WHAT THE EXERCISE ASKS: Could you report every line of the listing below that holds the word "this"?

SUPPLIED RECORDS:
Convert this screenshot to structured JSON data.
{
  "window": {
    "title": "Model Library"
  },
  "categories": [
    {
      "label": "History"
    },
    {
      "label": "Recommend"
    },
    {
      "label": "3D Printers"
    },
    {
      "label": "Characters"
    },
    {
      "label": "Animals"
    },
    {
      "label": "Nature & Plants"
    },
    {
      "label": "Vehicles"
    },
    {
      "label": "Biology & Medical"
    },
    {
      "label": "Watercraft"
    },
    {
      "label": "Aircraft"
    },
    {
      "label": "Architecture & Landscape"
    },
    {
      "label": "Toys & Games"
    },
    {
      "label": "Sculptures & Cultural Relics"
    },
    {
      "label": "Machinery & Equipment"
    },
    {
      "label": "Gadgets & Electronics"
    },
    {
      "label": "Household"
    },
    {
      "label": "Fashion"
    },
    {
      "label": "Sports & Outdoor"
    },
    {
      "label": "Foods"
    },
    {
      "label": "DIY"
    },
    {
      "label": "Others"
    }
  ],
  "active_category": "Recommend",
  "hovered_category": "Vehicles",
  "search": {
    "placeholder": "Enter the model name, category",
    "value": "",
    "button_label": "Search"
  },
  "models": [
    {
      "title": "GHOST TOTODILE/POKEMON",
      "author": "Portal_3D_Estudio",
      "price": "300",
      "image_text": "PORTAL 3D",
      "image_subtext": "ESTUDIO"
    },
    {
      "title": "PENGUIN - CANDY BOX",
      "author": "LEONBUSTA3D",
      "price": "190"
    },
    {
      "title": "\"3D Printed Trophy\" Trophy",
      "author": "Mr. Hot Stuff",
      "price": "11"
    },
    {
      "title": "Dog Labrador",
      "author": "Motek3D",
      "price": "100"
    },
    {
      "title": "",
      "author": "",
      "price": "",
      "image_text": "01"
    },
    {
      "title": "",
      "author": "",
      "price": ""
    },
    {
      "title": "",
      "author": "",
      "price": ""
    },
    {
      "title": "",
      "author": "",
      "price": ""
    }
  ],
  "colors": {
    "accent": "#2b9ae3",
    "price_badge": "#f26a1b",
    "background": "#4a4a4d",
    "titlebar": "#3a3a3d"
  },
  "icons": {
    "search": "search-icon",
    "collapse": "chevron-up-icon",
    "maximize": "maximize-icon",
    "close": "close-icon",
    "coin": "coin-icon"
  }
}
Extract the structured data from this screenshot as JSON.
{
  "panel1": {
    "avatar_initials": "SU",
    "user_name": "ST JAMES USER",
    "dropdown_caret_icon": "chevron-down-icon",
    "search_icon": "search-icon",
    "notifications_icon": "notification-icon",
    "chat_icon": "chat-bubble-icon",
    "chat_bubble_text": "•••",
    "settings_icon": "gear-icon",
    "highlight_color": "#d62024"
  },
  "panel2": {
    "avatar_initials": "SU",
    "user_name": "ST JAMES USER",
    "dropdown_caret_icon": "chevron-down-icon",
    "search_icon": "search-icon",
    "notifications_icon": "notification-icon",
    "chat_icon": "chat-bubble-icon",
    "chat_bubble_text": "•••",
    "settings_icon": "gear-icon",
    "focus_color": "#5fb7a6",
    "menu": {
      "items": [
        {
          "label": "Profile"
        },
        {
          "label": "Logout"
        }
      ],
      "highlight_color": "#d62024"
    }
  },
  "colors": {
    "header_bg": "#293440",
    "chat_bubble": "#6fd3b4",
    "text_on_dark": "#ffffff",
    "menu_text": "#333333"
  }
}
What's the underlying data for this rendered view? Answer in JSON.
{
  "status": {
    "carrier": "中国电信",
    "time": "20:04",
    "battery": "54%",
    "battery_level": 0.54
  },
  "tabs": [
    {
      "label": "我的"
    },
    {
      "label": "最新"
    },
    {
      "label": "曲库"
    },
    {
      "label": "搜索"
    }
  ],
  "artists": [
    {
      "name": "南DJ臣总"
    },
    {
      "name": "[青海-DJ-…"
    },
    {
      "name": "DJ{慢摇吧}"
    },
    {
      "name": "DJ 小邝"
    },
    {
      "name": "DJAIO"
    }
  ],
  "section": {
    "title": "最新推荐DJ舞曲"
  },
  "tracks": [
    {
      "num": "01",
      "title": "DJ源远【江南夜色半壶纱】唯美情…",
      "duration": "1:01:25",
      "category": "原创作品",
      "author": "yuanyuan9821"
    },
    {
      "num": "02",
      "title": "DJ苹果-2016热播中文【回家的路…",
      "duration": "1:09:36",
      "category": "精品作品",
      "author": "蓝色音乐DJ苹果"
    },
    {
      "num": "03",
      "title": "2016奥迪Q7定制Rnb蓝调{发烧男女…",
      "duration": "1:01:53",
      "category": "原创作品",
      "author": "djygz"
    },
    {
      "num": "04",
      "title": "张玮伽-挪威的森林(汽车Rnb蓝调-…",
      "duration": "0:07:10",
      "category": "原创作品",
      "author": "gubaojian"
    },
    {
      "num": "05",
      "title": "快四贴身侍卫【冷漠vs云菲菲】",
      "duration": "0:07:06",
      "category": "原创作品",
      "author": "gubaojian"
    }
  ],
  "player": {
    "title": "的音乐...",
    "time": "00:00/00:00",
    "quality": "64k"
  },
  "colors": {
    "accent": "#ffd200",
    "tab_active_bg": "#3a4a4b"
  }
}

SOLUTION TO THE EXERCISE:
Convert this screenshot to structured JSON data.
Extract the structured data from this screenshot as JSON.
What's the underlying data for this rendered view? Answer in JSON.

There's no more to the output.